Task description
Copy every line from the records below that holds the word "Guidelines".

Extracted material
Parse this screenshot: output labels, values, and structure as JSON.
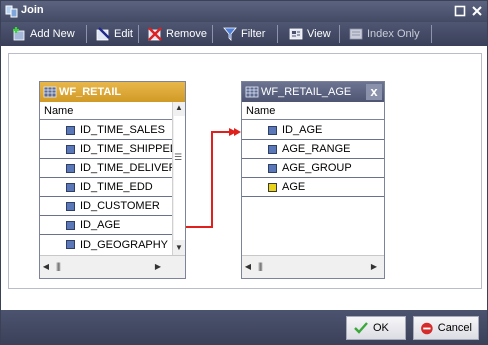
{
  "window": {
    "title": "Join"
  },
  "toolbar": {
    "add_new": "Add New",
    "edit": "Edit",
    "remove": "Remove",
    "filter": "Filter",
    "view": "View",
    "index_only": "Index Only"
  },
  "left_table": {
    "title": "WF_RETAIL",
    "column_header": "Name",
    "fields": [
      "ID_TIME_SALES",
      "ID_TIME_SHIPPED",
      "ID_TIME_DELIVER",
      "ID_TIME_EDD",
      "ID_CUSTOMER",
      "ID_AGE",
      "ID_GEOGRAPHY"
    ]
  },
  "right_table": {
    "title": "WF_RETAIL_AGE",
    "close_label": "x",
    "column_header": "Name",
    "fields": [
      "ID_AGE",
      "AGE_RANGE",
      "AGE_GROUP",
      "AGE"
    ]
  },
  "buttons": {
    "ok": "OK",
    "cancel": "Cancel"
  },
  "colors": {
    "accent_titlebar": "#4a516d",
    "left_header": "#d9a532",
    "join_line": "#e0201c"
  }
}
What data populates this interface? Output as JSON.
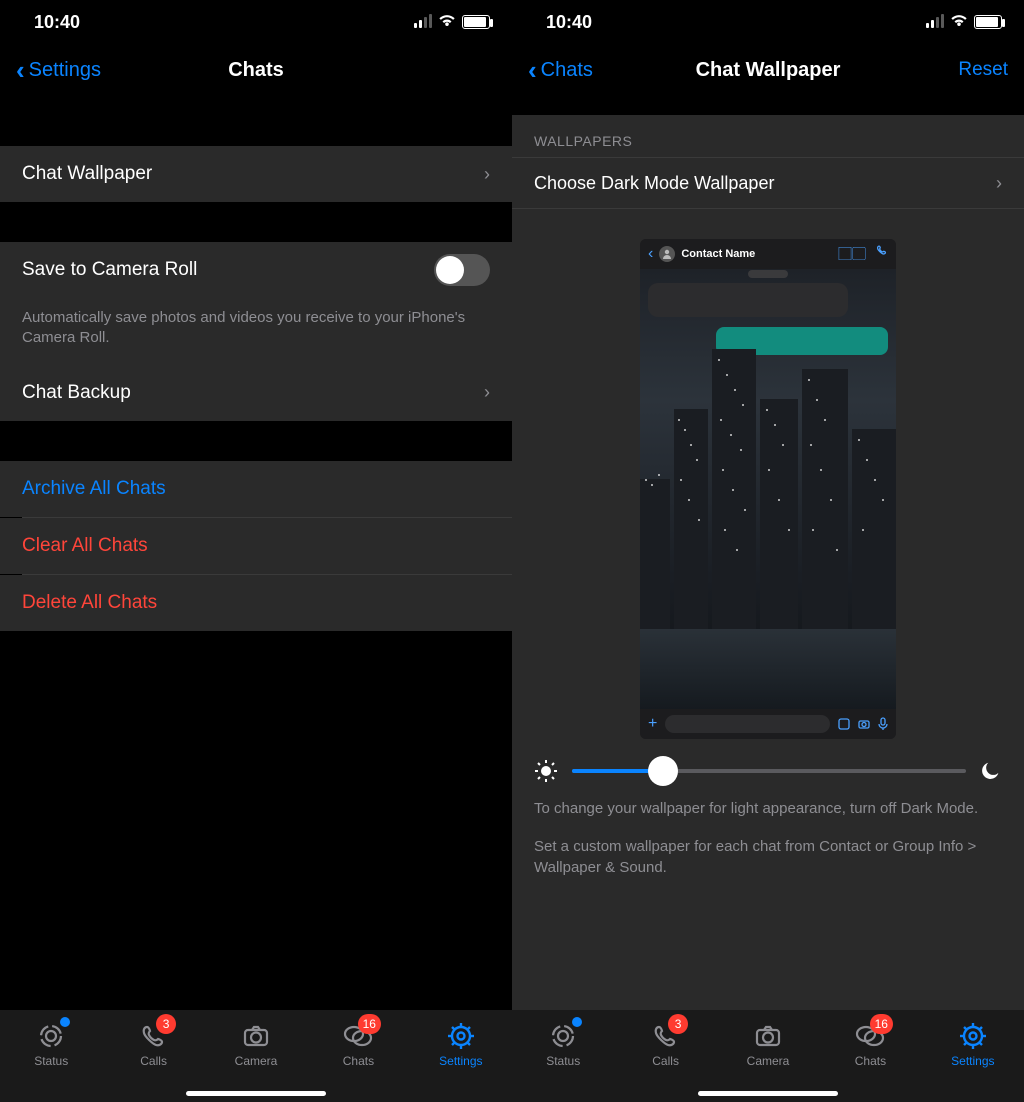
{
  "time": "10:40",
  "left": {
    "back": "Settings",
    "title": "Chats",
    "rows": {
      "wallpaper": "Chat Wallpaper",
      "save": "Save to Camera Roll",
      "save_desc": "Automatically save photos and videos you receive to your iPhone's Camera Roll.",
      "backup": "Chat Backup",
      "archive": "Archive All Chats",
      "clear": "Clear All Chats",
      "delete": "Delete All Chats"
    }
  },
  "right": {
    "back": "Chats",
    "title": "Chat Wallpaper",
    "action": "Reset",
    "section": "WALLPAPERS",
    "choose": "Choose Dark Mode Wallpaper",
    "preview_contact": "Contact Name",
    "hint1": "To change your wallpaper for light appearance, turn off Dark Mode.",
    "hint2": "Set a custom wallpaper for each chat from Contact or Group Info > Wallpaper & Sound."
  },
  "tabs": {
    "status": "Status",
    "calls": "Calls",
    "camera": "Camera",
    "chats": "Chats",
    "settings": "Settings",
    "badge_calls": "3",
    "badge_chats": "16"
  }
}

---

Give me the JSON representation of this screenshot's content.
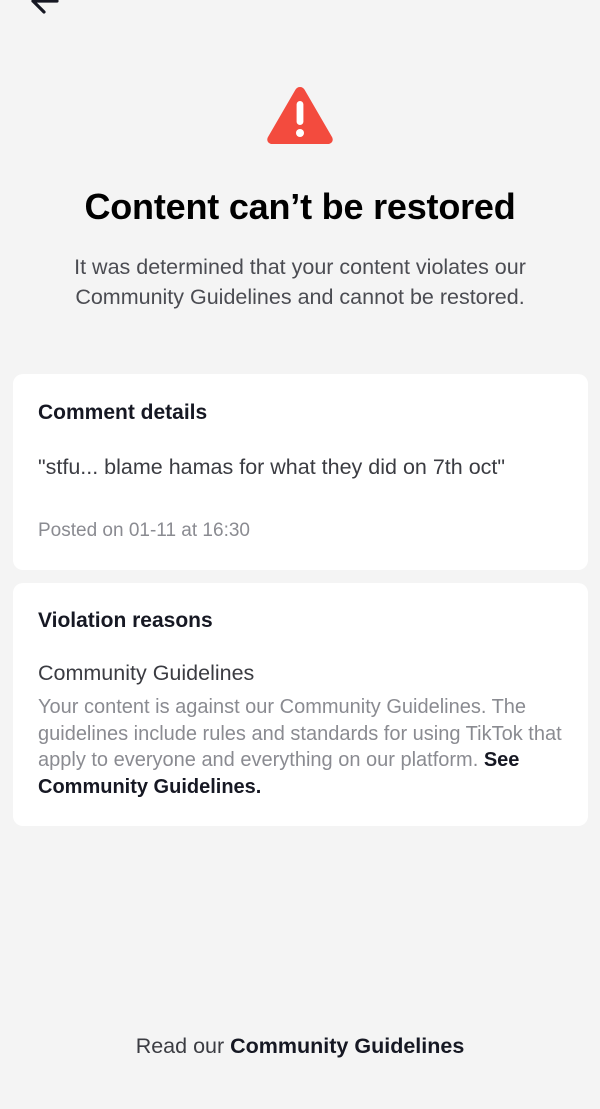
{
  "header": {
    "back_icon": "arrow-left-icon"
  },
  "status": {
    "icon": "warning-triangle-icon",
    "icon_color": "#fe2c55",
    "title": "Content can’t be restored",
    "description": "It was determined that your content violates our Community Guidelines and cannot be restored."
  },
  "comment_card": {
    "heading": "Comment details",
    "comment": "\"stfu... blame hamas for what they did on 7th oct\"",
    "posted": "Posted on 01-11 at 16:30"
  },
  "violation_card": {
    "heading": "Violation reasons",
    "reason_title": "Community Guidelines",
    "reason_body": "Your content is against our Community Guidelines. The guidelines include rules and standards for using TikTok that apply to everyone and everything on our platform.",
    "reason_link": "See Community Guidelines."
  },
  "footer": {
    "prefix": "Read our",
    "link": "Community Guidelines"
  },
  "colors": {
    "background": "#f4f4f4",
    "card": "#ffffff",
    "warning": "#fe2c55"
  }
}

Expected answer
    "description": "It was determined that your content violates our Community Guidelines and cannot be restored."
    "reason_title": "Community Guidelines",
    "reason_body": "Your content is against our Community Guidelines. The guidelines include rules and standards for using TikTok that apply to everyone and everything on our platform.",
    "reason_link": "See Community Guidelines."
    "link": "Community Guidelines"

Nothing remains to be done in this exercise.